In Iceland, Making Lemonade Out of Ash
One US firm with major operations in Iceland is using the latest incident to bring new visibility to the country's unique capability for hosting remote data center operations that capitalize on Iceland's geo-thermal activity to provide a constant, renewable, and low-cost source of power.
Verne Global is a wholesale data center company that initially established its footprint in Iceland in Keflavik, a site the government of Iceland is actively redeveloping. The availability of renewable hydro-electric power and easy cooling were the immediate benefits to locating in Iceland; and the presence of three major transoceanic cables, providing links to the US and Europe, made communications attractive as well. A lot of those advantages were highlighted in Internet Evolution's documentary on Iceland:
While Iceland's volcanic disruption had a devastating impact on travel in Europe, as the ash cloud floated east, it had virtually no impact on operations in the southwestern portion of Iceland, where Keflavik hosts Verne Global's data center.
"This has allowed us to show how we were prepared, and that the volcano did not affect our operation," says Tate Cantrell, CTO of Verne Global. "Our facilities are built on an old NATO airbase in the southwest corner of the country, well away from any impact by the volcano."
The Verne Global hosting facility is built on 1.5 million year-old bedrock, Cantrell says.

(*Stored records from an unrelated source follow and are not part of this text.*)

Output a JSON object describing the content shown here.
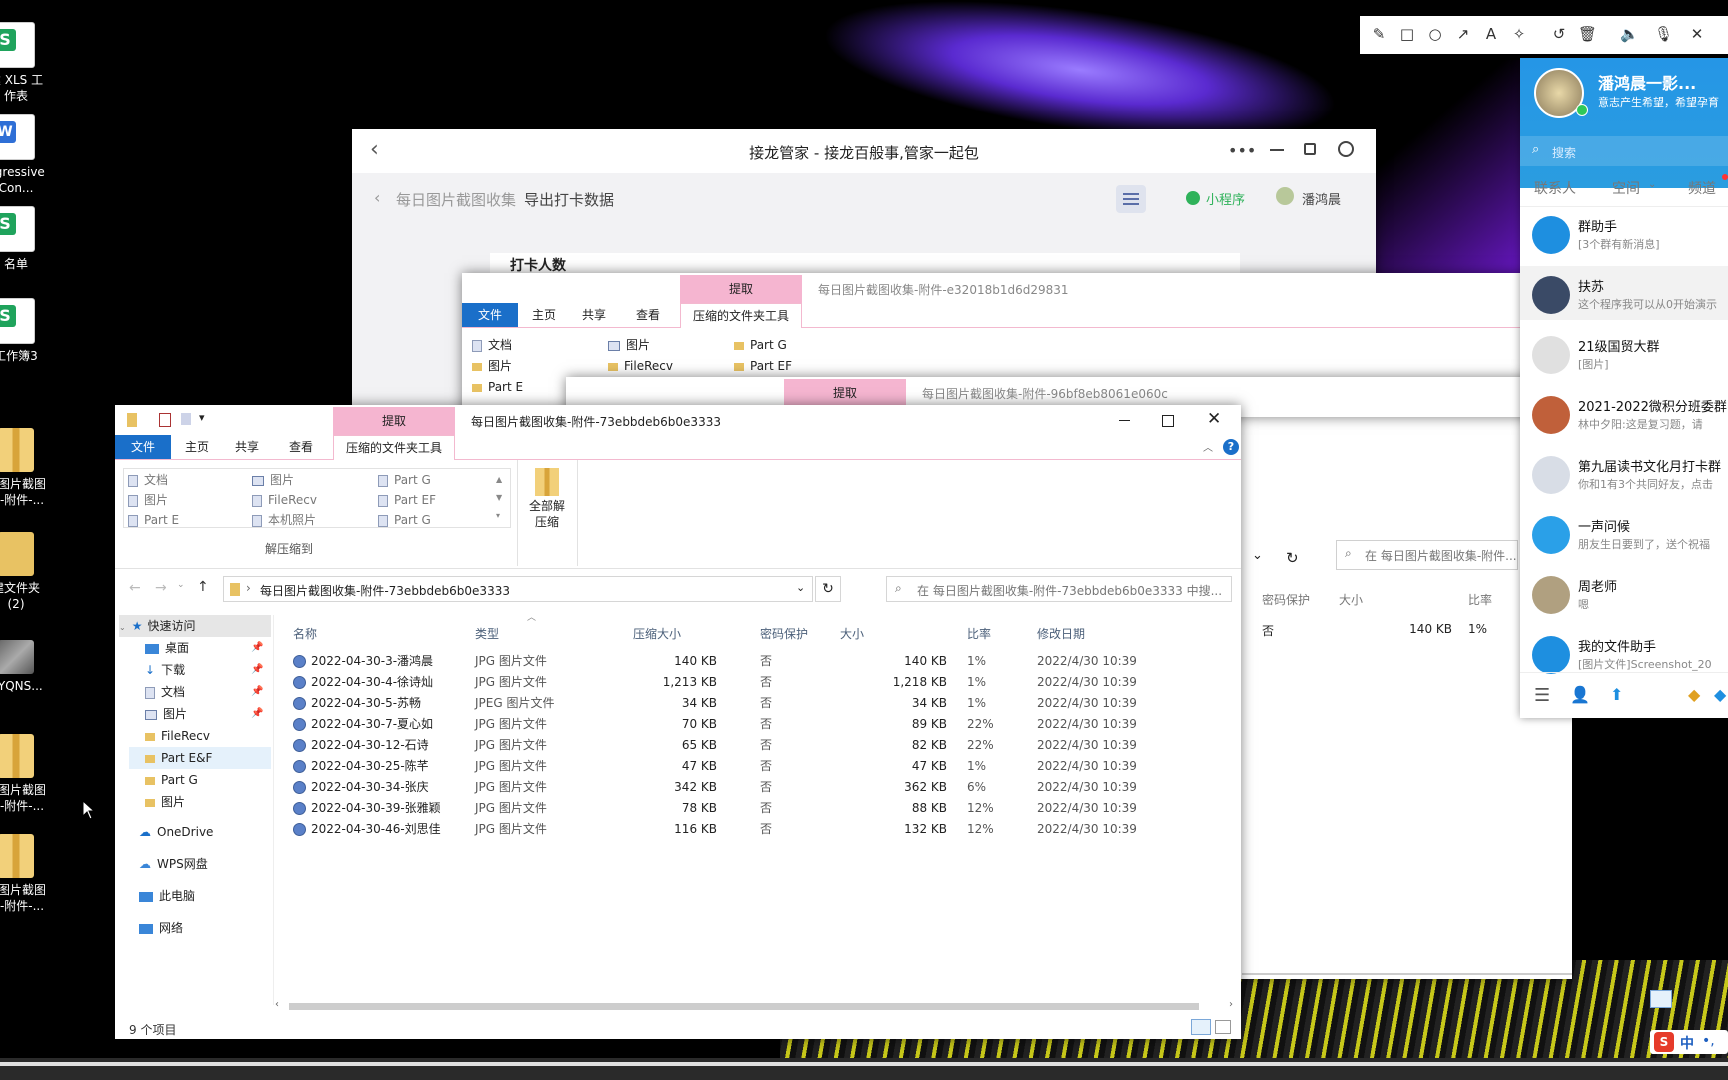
{
  "desktop": {
    "icons": [
      {
        "label": "建 XLS 工\n作表",
        "type": "sheet"
      },
      {
        "label": "ggressive\nCon...",
        "type": "word"
      },
      {
        "label": "名单",
        "type": "sheet"
      },
      {
        "label": "工作簿3",
        "type": "sheet"
      },
      {
        "label": "日图片截图\n集-附件-...",
        "type": "zip"
      },
      {
        "label": "建文件夹\n(2)",
        "type": "folder"
      },
      {
        "label": "DYQNS...",
        "type": "photo"
      },
      {
        "label": "日图片截图\n集-附件-...",
        "type": "zip"
      },
      {
        "label": "日图片截图\n集-附件-...",
        "type": "zip"
      }
    ]
  },
  "jielong": {
    "title": "接龙管家 - 接龙百般事,管家一起包",
    "back": "‹",
    "breadcrumb_parent": "每日图片截图收集",
    "breadcrumb_current": "导出打卡数据",
    "mini_program": "小程序",
    "user": "潘鸿晨",
    "partial_heading": "打卡人数"
  },
  "explorer_back1": {
    "title": "每日图片截图收集-附件-e32018b1d6d29831",
    "extract_tab": "提取",
    "tabs": [
      "文件",
      "主页",
      "共享",
      "查看",
      "压缩的文件夹工具"
    ],
    "ribbon_items": [
      "文档",
      "图片",
      "FileRecv",
      "Part G",
      "图片",
      "Part EF",
      "Part E"
    ],
    "status_row": {
      "protect": "否",
      "size": "140 KB",
      "ratio": "1%"
    },
    "headers": {
      "protect": "密码保护",
      "size": "大小",
      "ratio": "比率"
    },
    "search": "在 每日图片截图收集-附件..."
  },
  "explorer_back2": {
    "title": "每日图片截图收集-附件-96bf8eb8061e060c",
    "extract_tab": "提取"
  },
  "explorer": {
    "title": "每日图片截图收集-附件-73ebbdeb6b0e3333",
    "extract_tab": "提取",
    "tabs": [
      "文件",
      "主页",
      "共享",
      "查看",
      "压缩的文件夹工具"
    ],
    "ribbon": {
      "col1": [
        "文档",
        "图片",
        "Part E"
      ],
      "col2": [
        "图片",
        "FileRecv",
        "本机照片"
      ],
      "col3": [
        "Part G",
        "Part EF",
        "Part G"
      ],
      "group_label": "解压缩到",
      "extract_all": "全部解\n压缩"
    },
    "address": "每日图片截图收集-附件-73ebbdeb6b0e3333",
    "search_placeholder": "在 每日图片截图收集-附件-73ebbdeb6b0e3333 中搜...",
    "nav": {
      "quick_access": "快速访问",
      "items": [
        "桌面",
        "下载",
        "文档",
        "图片",
        "FileRecv",
        "Part E&F",
        "Part G",
        "图片"
      ],
      "onedrive": "OneDrive",
      "wps": "WPS网盘",
      "pc": "此电脑",
      "network": "网络"
    },
    "columns": [
      "名称",
      "类型",
      "压缩大小",
      "密码保护",
      "大小",
      "比率",
      "修改日期"
    ],
    "rows": [
      [
        "2022-04-30-3-潘鸿晨",
        "JPG 图片文件",
        "140 KB",
        "否",
        "140 KB",
        "1%",
        "2022/4/30 10:39"
      ],
      [
        "2022-04-30-4-徐诗灿",
        "JPG 图片文件",
        "1,213 KB",
        "否",
        "1,218 KB",
        "1%",
        "2022/4/30 10:39"
      ],
      [
        "2022-04-30-5-苏畅",
        "JPEG 图片文件",
        "34 KB",
        "否",
        "34 KB",
        "1%",
        "2022/4/30 10:39"
      ],
      [
        "2022-04-30-7-夏心如",
        "JPG 图片文件",
        "70 KB",
        "否",
        "89 KB",
        "22%",
        "2022/4/30 10:39"
      ],
      [
        "2022-04-30-12-石诗",
        "JPG 图片文件",
        "65 KB",
        "否",
        "82 KB",
        "22%",
        "2022/4/30 10:39"
      ],
      [
        "2022-04-30-25-陈芊",
        "JPG 图片文件",
        "47 KB",
        "否",
        "47 KB",
        "1%",
        "2022/4/30 10:39"
      ],
      [
        "2022-04-30-34-张庆",
        "JPG 图片文件",
        "342 KB",
        "否",
        "362 KB",
        "6%",
        "2022/4/30 10:39"
      ],
      [
        "2022-04-30-39-张雅颖",
        "JPG 图片文件",
        "78 KB",
        "否",
        "88 KB",
        "12%",
        "2022/4/30 10:39"
      ],
      [
        "2022-04-30-46-刘思佳",
        "JPG 图片文件",
        "116 KB",
        "否",
        "132 KB",
        "12%",
        "2022/4/30 10:39"
      ]
    ],
    "status": "9 个项目"
  },
  "qq": {
    "name": "潘鸿晨一影...",
    "signature": "意志产生希望，希望孕育",
    "search": "搜索",
    "tabs": [
      "联系人",
      "空间",
      "频道"
    ],
    "chats": [
      {
        "name": "群助手",
        "sub": "[3个群有新消息]",
        "color": "#1e8fe0"
      },
      {
        "name": "扶苏",
        "sub": "这个程序我可以从0开始演示",
        "color": "#3a4a66"
      },
      {
        "name": "21级国贸大群",
        "sub": "[图片]",
        "color": "#e0e0e0"
      },
      {
        "name": "2021-2022微积分班委群",
        "sub": "林中夕阳:这是复习题，请",
        "color": "#c0603a"
      },
      {
        "name": "第九届读书文化月打卡群",
        "sub": "你和1有3个共同好友，点击",
        "color": "#d8dde6"
      },
      {
        "name": "一声问候",
        "sub": "朋友生日要到了，送个祝福",
        "color": "#2aa0e8"
      },
      {
        "name": "周老师",
        "sub": "嗯",
        "color": "#b0a080"
      },
      {
        "name": "我的文件助手",
        "sub": "[图片文件]Screenshot_20",
        "color": "#1e8fe0"
      }
    ]
  },
  "ime": {
    "label": "中"
  },
  "colors": {
    "accent": "#0078d7",
    "extract_tab": "#f5b5d0",
    "qq_blue": "#1e8fe0"
  }
}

In a comparative study using US Geological Survey results, Keflavik's "horizontal ground acceleration" factor proved similar to that of US cities such as Columbia, S.C., or Little Rock, Ark. -- places not known for their volatility.
"We are committed to showing the risk threshold is low, while the opportunity is great," Cantrell says.
That opportunity is based on the much lower cost of electricity in Iceland, where the same geothermal activity that fuels volcanos also produces a renewable energy source that saves more than $1 million a year for every megawatt of server load, based on a five-year contract rate, Cantrell says.
"In terms of [total cost of ownership], even if you factor in the additional costs of transport to Iceland, it's still a win."
This unusual natural disaster also highlighted the need for service providers who are looking to provide cloud computing [ed. note: no pun intended] to diversify their hosting sites, to be prepared for the unexpected, Cantrell contends.
"We have seen the impact in terms of renewed interest in what we are doing. This is an opportunity to promote risk mitigation, by pointing out that no location eliminates all the risk."
As more service providers look to offer cloud-based services, they also are looking for places to host applications that can provide high availability and security, but also low latency, Cantrell says. Verne Global believes the recent addition of transoceanic cables connecting Iceland to both the US and Europe helps meet bandwidth and latency goals.
Verne Global also has worked with the government of Iceland to help develop incentives to bring business to the island, according to Cantrell, and he expects news on that front soon.
To date, European carriers have been the first attracted to hosting their services in Verne Global's data center facilities in Iceland, Cantrell says, in part because Iceland is considered part of Europe, and therefore it's not as big a stretch.
"One of the things we can say is that we have good relationships with carriers' carriers, who are putting their [optical] gear at our site, to provide direct access, with a short hop from the data center onto a wavelength service," Cantrell says. "We do that now for direct connections to London or Copenhagen, but it can work as well to connect to Halifax and from there to Montreal, Boston, or the 60 Hudson St. facility [in New York City]."
— Carol Wilson, Chief Editor, Events, Light Reading